Rubber alone would have been enough to have given Quentin Dupieux a cult reputation. He had earlier made Nonfilm (2002) and Steak (2007), neither of which seem to be widely seen outside France. Before that, Dupieux has maintained a career as an electronic musician under the name Mr Oizo (he also composes this film’s score under that name). Wrong was Dupieux’s fourth film and he subsequently went onto make the unrelated Wrong Cops (2013) and Reality (2014), Keep an Eye Out (2018), Deerskin (2019) and Mandibles (2020), all in a similar gonzo surrealist vein.
We are certainly back in Quentin Dupieux territory as the film opens on a pan around the surreal image of a group of firemen gathered in the middle of the street, one appearing to be squatting to go to the toilet in the middle of the road, another calmly texting, as all the while a burning van is ignored on the side of the road. You keep waiting for things to get as crazed as Stephen Spinella’s opening monologue at the opening of Rubber but Dupieux is determined to leave Wrong as a slow burner that just sits on the edge of the mind-spinningly weird.

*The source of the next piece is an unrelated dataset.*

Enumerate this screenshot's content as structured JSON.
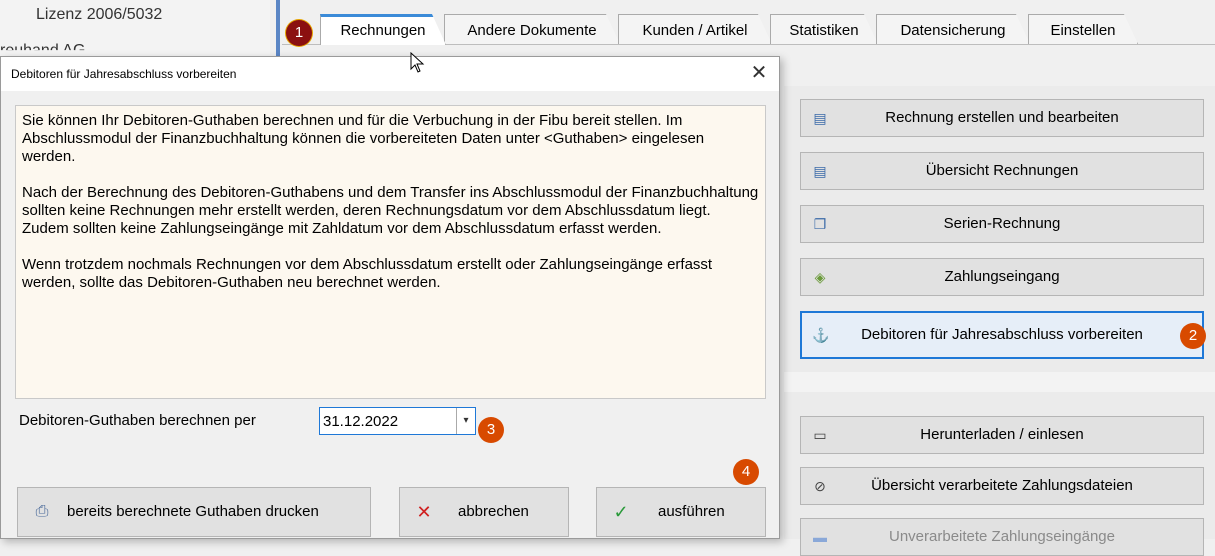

Progressive scenes hit in with a David Lynch-ian sense of deadpan – Jack Plotnick goes to work in the office where it is always raining indoors and everyone carries on oblivious, before we then learn that he was fired four months ago but has still continued to come to work; the bizarre set of occurrences that come about after he makes a phone call to phone operator Alexis Dzenia, she delivers a pizza to him along with her number saying she wants him, which is taken by gardener Eric Judor who pretends to be Dolph and sleeps with her only for the real Dolph to then find her on his doorstep ready to move in, she only mildly puzzled that before he was dark skinned and is now a white guy; the palm tree in the backyard that has inexplicably turned into a pine tree; a detective (Steve Little) who is hired to find the missing dog and employs a device that is able to read the memories of the dog’s turds (the film even has an credits for the person who produced ‘Turd Memories’); Dolph’s neighbour (Regan Burns) who refuses to acknowledge he is jogging despite the evidence otherwise and goes on a quest to find the reasons why, which involve him ‘driving to the end of the world’, represented by a journey across an endless white plain by the end of the film.
The film becomes even more demented with the introduction of William Fichtner as a guru who has an hilarious scene where he calmly explains how he kidnapped Jack Plotnick’s dog as part of a scheme to help him realise how much he loves his pet, while insisting that Dolph develop his telepathic communications with the dog.
Everything winds together with a sense of peculiarly akilter synchronicity that is amusing. On the other hand, what you keep expecting is that Wrong is going to be as brilliantly mind-bending as Rubber was – and it never is. At most, it is a peculiarly puzzling amusement. Reverse things and I think one would be hard-pressed to think of Wrong becoming a midnight cult favourite if it had been released before Rubber. It is a film that can be more appreciated once you already have a sense of Quentin Dupieux’s weird sense of humour than necessarily one that flicks a whole lot of light-switches on its own terms.